Exercise requirements - Read the lines below. Copy out any that hold the string "Harold".

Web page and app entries
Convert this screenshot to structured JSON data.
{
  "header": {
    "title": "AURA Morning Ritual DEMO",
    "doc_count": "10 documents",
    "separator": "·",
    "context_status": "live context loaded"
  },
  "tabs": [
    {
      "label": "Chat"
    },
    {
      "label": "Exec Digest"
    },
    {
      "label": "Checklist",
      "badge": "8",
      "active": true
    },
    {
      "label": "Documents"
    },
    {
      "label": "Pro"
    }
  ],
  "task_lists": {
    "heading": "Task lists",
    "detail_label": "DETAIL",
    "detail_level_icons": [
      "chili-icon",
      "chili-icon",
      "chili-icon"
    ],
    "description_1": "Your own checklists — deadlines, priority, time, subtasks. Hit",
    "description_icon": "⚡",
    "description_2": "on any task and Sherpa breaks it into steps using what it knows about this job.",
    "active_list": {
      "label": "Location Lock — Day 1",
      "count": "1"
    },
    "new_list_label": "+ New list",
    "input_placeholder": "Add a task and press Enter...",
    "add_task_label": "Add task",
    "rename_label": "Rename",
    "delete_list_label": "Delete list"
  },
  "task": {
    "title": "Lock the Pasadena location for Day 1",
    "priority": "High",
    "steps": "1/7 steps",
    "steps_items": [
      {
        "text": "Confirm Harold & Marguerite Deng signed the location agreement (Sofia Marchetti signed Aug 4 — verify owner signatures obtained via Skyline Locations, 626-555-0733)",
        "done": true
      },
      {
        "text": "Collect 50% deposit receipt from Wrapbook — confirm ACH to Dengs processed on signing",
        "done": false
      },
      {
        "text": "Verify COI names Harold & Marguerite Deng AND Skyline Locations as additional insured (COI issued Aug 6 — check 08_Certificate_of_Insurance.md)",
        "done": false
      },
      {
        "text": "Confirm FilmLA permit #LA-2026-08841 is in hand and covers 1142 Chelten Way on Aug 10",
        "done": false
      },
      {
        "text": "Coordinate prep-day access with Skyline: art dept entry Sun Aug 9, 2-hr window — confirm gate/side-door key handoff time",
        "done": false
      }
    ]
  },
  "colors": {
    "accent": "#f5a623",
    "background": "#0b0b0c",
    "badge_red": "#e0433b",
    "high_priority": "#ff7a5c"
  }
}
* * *
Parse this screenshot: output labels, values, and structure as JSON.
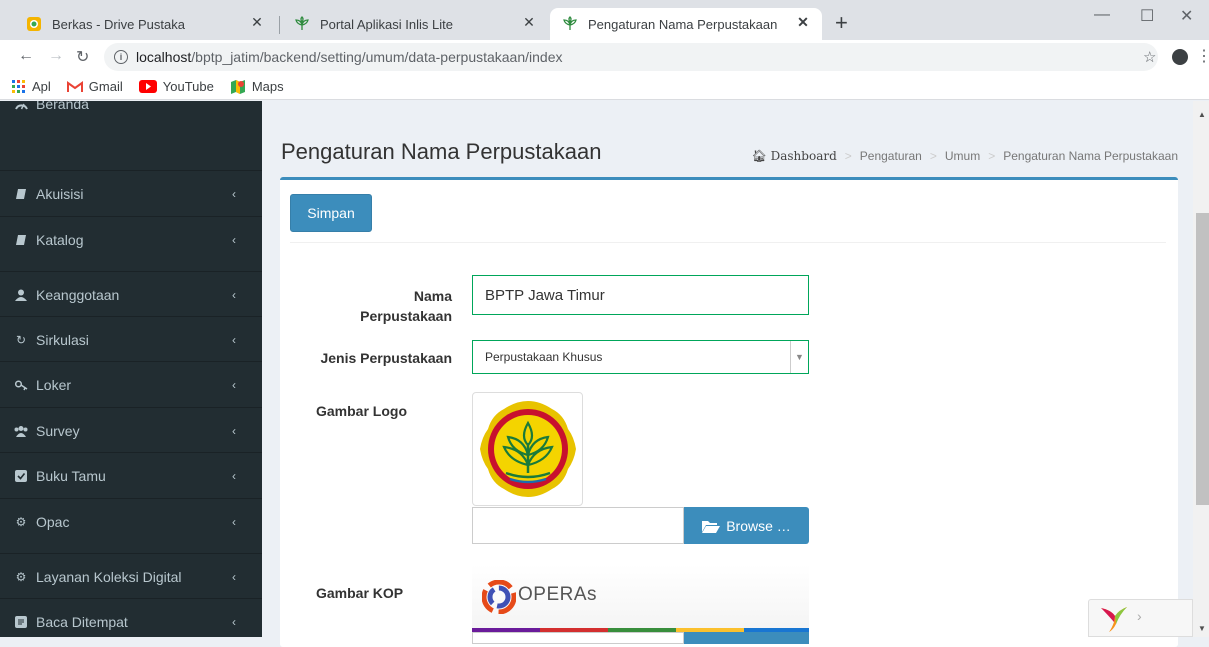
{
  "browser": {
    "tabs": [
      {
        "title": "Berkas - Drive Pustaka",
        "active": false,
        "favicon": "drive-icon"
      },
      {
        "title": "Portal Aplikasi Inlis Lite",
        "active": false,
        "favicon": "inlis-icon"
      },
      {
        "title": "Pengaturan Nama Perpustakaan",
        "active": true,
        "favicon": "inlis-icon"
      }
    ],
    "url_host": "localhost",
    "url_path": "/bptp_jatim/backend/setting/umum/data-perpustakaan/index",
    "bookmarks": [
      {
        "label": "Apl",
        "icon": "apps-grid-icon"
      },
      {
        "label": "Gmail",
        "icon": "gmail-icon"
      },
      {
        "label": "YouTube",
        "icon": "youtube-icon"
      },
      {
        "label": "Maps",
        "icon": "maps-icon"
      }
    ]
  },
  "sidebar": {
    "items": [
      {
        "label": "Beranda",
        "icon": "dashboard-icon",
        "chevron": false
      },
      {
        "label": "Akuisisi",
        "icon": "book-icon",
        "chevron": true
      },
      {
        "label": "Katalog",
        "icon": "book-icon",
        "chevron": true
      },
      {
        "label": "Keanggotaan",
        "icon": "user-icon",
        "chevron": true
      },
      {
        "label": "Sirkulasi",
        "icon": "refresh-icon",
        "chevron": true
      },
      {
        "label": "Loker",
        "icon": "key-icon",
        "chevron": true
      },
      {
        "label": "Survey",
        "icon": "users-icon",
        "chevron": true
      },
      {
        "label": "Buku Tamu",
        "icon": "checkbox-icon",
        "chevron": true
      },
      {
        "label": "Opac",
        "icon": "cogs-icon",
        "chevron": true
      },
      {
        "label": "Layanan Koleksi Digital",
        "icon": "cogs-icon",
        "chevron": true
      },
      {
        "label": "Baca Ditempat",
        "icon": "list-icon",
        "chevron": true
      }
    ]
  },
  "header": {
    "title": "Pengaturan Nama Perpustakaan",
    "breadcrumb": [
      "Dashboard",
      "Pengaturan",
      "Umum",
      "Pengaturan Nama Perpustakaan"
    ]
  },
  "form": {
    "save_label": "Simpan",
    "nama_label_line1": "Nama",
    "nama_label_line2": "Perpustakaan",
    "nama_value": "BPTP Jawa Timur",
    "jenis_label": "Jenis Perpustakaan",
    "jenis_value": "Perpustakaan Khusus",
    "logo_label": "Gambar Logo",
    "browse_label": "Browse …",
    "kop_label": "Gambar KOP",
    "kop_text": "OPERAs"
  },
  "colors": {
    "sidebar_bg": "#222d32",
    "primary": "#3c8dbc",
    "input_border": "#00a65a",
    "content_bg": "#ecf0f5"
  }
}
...
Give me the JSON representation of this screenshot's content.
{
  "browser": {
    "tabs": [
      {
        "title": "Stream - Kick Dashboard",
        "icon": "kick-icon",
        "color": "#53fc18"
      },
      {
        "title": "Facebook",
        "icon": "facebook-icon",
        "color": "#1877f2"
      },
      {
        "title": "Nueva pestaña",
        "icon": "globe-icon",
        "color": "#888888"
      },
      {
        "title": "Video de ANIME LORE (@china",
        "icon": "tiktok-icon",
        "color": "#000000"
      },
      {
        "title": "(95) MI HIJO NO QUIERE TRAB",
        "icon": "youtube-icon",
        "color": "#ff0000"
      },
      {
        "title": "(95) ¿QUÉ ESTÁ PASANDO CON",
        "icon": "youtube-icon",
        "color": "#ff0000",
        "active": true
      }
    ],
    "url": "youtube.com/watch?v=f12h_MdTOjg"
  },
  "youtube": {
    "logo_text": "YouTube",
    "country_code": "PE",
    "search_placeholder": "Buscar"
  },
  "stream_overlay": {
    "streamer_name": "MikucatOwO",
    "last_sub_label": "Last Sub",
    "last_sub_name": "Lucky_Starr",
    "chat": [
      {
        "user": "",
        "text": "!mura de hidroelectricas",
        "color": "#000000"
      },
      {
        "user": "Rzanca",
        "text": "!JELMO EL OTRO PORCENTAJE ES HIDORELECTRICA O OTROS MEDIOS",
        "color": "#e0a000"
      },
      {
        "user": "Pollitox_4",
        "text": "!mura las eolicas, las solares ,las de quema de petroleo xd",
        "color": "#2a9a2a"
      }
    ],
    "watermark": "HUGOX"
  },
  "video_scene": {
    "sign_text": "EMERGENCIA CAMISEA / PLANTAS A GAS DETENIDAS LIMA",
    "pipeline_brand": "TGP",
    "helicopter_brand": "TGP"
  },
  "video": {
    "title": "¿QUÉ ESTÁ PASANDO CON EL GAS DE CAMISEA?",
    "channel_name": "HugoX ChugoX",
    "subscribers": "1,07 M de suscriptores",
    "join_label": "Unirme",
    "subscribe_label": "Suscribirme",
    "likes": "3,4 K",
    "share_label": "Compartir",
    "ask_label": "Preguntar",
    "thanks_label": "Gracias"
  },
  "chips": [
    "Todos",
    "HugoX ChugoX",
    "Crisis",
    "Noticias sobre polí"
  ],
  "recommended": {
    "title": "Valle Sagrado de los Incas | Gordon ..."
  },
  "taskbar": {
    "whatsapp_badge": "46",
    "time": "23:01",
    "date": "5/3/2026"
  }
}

Result of the exercise -
        "text": "Confirm Harold & Marguerite Deng signed the location agreement (Sofia Marchetti signed Aug 4 — verify owner signatures obtained via Skyline Locations, 626-555-0733)",
        "text": "Verify COI names Harold & Marguerite Deng AND Skyline Locations as additional insured (COI issued Aug 6 — check 08_Certificate_of_Insurance.md)",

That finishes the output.